Notice to interested parties — Proposal to add tramadol to Schedule I to the Controlled Drugs and Substances Act and the Schedule to the Narcotic Control Regulations
This notice provides interested stakeholders with the opportunity to provide comments on Health Canada’s intent to amend Schedule I to the Controlled Drugs and Substances Act (CDSA) and the Schedule to the Narcotic Control Regulations (NCR) to include tramadol, its salts, isomers and derivatives and the salts and isomers of its derivatives.
Tramadol is an opioid analgesic that is used to treat moderate to moderately severe pain. It has been marketed in Canada since 2005, and is available by prescription.
Like many opioids, tramadol can produce dependence and euphoria, and has the potential for problematic use. While tramadol itself is a weak opioid, when taken orally, it is partially metabolized to produce the opioids M1 and M5, with M1 being a much more potent opioid than tramadol itself. There is evidence that high doses of oral tramadol can produce effects similar to some opioids controlled under the CDSA.
Tramadol can also cause adverse effects that may pose serious health risks, including seizures, serotonin syndrome, and respiratory failure. Adverse events related to problematic use and dependence have been reported in many countries, including 14 reported deaths in Canada.
The CDSA and its regulations provide a legislative framework for the control of substances that can alter mental processes and that may produce harm to individuals or to society.
Scheduling tramadol under the CDSA and NCR would help to prevent diversion of tramadol and protect Canadians from the health risks associated with unauthorized use, while maintaining its availability for legitimate medical and scientific use.
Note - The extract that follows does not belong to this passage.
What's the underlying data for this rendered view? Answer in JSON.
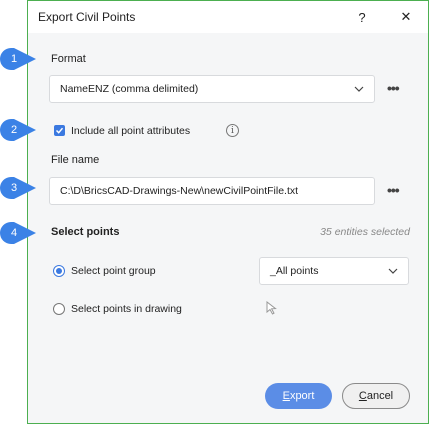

Pharmacists would continue to be authorized to dispense tramadol to patients with a written prescription from a practitioner, but verbal prescriptions and refills would no longer be permitted.
The publication of this notice in the Canada Gazette, Part I, initiates a 60-day comment period. Anyone interested in this process or who has comments on this notice should contact Legislative and Regulatory Affairs, Controlled Substances Directorate, Healthy Environments and Consumer Safety Branch, Health Canada, by mail at Address Locator: 0302A, 150 Tunney’s Pasture Driveway, Ottawa, Ontario K1A 0K9, or by email at firstname.lastname@example.org.
Controlled Substances Directorate